So, why didn’t I include this in the “Tale of the Trail”? Because it was a completely, shockingly, different beast. And one I didn’t like. Not at all. As I was walking down from the Sun Gate into the lost city, it was all I could do not to turn around and walk back. But they had a flush toilet, and that was something we were all obsessed with, so down we went. I actually kept my “MP Time” to a minimum, just walking though the crowds, waiting for it to be over.

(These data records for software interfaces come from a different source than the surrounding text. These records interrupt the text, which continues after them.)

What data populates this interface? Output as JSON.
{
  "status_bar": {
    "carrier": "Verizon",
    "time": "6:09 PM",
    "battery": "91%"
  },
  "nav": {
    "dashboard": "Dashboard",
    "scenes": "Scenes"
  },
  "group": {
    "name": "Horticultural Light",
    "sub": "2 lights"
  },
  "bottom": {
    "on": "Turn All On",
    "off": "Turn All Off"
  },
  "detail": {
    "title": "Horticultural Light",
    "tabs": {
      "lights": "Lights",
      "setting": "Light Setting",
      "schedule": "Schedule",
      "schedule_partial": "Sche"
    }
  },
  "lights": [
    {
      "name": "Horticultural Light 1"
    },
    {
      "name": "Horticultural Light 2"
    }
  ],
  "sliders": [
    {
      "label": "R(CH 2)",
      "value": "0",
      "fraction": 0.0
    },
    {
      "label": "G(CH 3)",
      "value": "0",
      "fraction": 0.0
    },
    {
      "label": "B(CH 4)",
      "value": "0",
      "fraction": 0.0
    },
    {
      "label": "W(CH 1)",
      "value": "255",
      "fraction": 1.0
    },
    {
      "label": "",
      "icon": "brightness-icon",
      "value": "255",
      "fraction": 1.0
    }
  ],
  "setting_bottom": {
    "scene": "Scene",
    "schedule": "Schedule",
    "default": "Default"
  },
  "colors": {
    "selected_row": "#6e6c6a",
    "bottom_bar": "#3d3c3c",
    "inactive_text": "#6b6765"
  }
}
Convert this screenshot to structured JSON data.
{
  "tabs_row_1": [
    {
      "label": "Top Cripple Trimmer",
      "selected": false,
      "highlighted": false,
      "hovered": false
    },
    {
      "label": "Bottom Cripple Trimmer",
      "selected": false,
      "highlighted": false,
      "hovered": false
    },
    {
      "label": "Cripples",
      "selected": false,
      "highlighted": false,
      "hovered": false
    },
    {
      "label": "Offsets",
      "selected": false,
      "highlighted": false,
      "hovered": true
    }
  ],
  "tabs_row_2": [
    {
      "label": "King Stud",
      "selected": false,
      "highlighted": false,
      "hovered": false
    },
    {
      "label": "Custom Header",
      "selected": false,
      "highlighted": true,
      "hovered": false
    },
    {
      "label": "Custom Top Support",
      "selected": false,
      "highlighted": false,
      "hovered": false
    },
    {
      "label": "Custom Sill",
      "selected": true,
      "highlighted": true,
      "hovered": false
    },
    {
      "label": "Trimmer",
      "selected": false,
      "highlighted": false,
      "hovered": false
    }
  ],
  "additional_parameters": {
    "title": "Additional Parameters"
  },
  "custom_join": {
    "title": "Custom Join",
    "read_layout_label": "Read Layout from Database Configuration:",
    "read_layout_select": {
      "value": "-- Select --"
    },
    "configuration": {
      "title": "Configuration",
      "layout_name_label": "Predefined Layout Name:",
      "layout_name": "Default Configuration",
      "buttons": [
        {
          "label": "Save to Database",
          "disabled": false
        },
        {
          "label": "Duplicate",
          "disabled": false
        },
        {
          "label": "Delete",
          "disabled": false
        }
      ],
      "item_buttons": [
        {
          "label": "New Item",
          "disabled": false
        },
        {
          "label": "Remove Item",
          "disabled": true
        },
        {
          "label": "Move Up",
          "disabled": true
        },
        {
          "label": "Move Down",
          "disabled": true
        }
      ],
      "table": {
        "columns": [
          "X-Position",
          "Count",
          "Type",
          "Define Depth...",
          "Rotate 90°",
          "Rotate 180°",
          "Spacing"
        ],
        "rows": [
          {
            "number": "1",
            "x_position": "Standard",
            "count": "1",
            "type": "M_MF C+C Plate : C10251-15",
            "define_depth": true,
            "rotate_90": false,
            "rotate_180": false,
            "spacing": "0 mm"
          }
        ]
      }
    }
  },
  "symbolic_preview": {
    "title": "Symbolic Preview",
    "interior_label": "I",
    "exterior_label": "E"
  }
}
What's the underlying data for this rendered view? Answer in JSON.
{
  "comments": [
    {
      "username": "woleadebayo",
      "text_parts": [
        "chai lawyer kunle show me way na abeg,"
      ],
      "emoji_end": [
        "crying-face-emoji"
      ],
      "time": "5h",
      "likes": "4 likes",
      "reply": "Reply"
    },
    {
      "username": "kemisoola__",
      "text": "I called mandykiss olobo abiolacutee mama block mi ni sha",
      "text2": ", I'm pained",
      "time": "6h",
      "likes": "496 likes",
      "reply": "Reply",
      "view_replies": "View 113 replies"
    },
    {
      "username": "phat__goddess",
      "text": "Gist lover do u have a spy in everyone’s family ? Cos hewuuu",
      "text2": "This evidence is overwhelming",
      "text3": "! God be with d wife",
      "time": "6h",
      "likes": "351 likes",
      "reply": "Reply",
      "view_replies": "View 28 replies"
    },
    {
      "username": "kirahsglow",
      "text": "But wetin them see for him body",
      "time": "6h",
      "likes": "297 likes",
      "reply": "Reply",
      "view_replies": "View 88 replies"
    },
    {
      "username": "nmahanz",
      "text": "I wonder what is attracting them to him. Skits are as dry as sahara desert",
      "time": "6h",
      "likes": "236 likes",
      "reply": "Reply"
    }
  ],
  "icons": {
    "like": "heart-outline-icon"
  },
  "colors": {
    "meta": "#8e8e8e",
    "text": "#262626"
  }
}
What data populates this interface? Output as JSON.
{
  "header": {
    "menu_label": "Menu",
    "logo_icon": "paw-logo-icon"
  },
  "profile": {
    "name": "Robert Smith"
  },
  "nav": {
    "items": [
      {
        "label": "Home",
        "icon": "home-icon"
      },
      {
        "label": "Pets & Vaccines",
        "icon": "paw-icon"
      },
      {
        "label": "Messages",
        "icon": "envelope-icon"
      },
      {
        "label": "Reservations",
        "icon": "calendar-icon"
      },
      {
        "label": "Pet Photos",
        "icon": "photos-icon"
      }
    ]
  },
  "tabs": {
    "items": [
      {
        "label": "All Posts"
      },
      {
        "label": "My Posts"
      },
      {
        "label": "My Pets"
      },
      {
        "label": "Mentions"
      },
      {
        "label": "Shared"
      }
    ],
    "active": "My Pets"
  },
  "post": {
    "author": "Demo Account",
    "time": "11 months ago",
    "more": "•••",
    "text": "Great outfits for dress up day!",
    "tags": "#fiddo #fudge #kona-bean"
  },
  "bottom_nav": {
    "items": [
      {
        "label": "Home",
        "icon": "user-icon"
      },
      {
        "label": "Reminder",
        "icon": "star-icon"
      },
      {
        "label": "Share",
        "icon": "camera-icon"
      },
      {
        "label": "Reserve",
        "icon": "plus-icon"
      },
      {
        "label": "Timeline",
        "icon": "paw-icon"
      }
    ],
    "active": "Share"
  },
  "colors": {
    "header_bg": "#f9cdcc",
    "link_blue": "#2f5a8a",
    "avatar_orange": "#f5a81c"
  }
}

Why was I so distressed with Machu Picchu? The train people. The place was packed with tourists who smelled washed and anointed with fragrance. People who had on clean clothes, shiny backpacks, and walking poles that were purely for show. And I felt immersed in fakeness. Like I earned something special, only to be shoved into a swarm of folks who took the cheap way to the same goal. These folks would go home and say “I did Machu Picchu”, just like me. But their only hardship was to … well, hell … they didn’t have any hardship. Don’t get me wrong, MP was impressive as all get-out. How they built something like that is beyond me. It was awe inspiring. Yet the smaller ruins I saw along the trail were more precious to me. After four days, essentially alone with your small clan, the mind-jarring re-entry into the crowds was more than I could easily absorb.
But the toilets! Ahhh! Every single one of us was talking about them all the previous night. On the trail, it’s the simple things that take up your thoughts and conversations. Food. Shelter. And shitters. And four days of open-air bowel expulsions and squat toilets left us all dreaming about thrones of porcelain, with seats!, and the power of flushing water. We planned on how we would enjoy the simple pleasure and shared openly our thoughts. And together, we paid our fee to enter the johns, and thus our trek was complete. Four days of hiking in the Andes to the most wonderful of conclusions. 🙂
It’s a Wrap
So, what am I thinking about as I sit here and try to document the trip? Well, that I am 100% glad I did it. On the way up, on Day Two of the hike, I told Monica that this was one of those adventures that was absolutely miserable while it’s happening, but one which we would talk about and remember with joy forever afterward. And that’s already happened. Yes, the trail was hard. The jungle was hot and humid. The cities were crowded. And I loved every single second of it.